The City and Borough of Juneau is pushing forward with plans for an emergency warming shelter that would open its doors to the homeless when temperatures drop below freezing.
A key Assembly committee met Monday and agreed – in principle — to commit $75,000 for the downtown warming shelter it hopes to have ready by mid-November.
City Manager Rorie Watt said his office is in talks with the Alaska Mental Health Trust Authority to rent a portion of the former state public safety building on Whittier Avenue.
The rent would be at market rate, around $8,000 for the winter, though he said the city could apply to the Trust’s board for a discount.
“We recognize that the Mental Health Trust is a willing building owner that would be easy to work with on this topic that I don’t think would be true of all private building owners,” Watt told Assembly members.
The city had looked at using its downtown transit center, which already is a common place for homeless people to congregate. But Watt told the Assembly he could see problems with that idea.
“The transit center, you know, it has a day function, and part of the thinking was that if it is a night warming shelter, and then magically at 7 a.m. in the morning it stops being a warming shelter and tries to become a transit center, that’s not really going to be successful,” Watt said. “It’s going to be a day-round shelter.”
The warming center would be designed to accommodate about 25 people.
The city estimates it would be open as-needed between mid-November and mid-April.
The Juneau Commission on Housing and Homelessness brought the idea of a warming shelter to the Assembly’s task force on homelessness, which endorsed the plan.
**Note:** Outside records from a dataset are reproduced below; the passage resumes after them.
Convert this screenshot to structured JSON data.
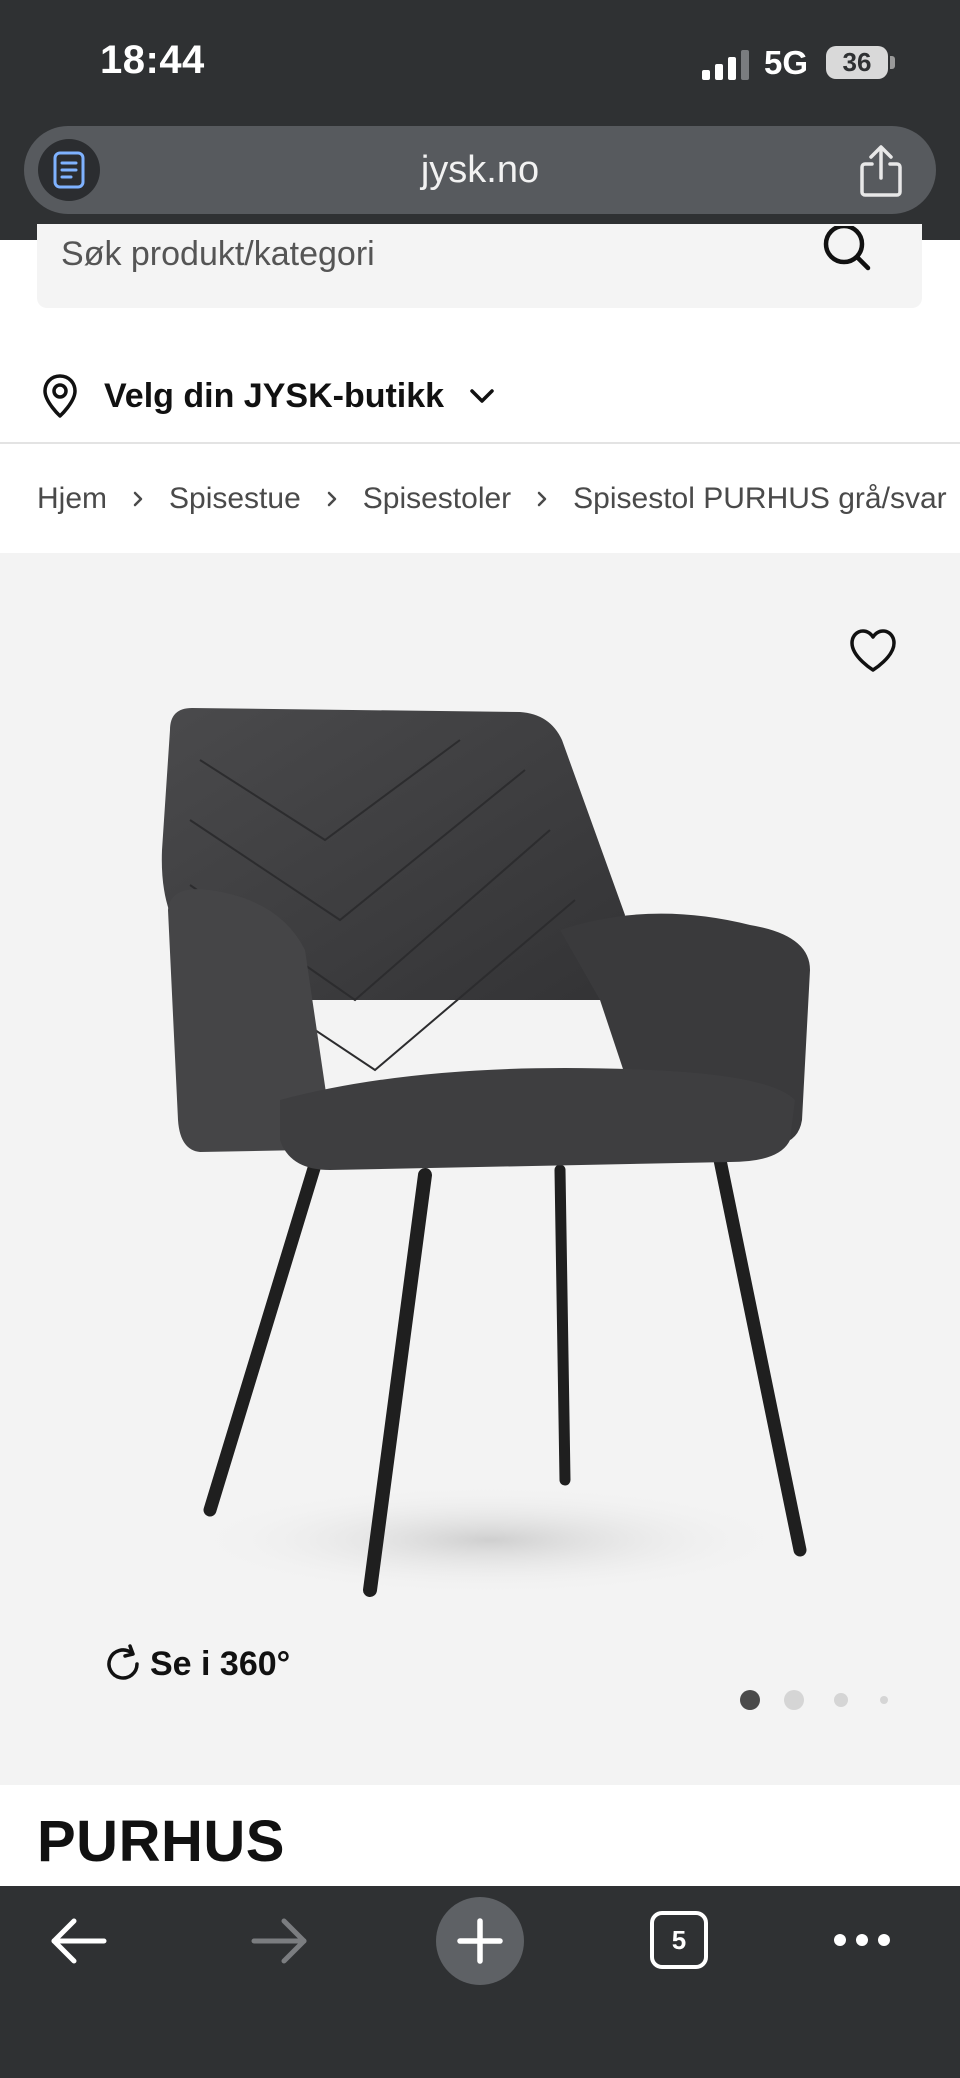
{
  "status_bar": {
    "time": "18:44",
    "network": "5G",
    "battery": "36"
  },
  "browser": {
    "url": "jysk.no",
    "tabs_count": "5"
  },
  "search": {
    "placeholder": "Søk produkt/kategori"
  },
  "store": {
    "label": "Velg din JYSK-butikk"
  },
  "breadcrumb": {
    "items": [
      "Hjem",
      "Spisestue",
      "Spisestoler",
      "Spisestol PURHUS grå/svar"
    ]
  },
  "gallery": {
    "view360_label": "Se i 360°",
    "slide_count": 4,
    "active_slide": 1
  },
  "product": {
    "title": "PURHUS"
  },
  "colors": {
    "chrome": "#2f3133",
    "gallery_bg": "#f3f3f3"
  }
}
The Juneau Assembly must formally authorize the warming shelter next month for it to open by Nov. 15.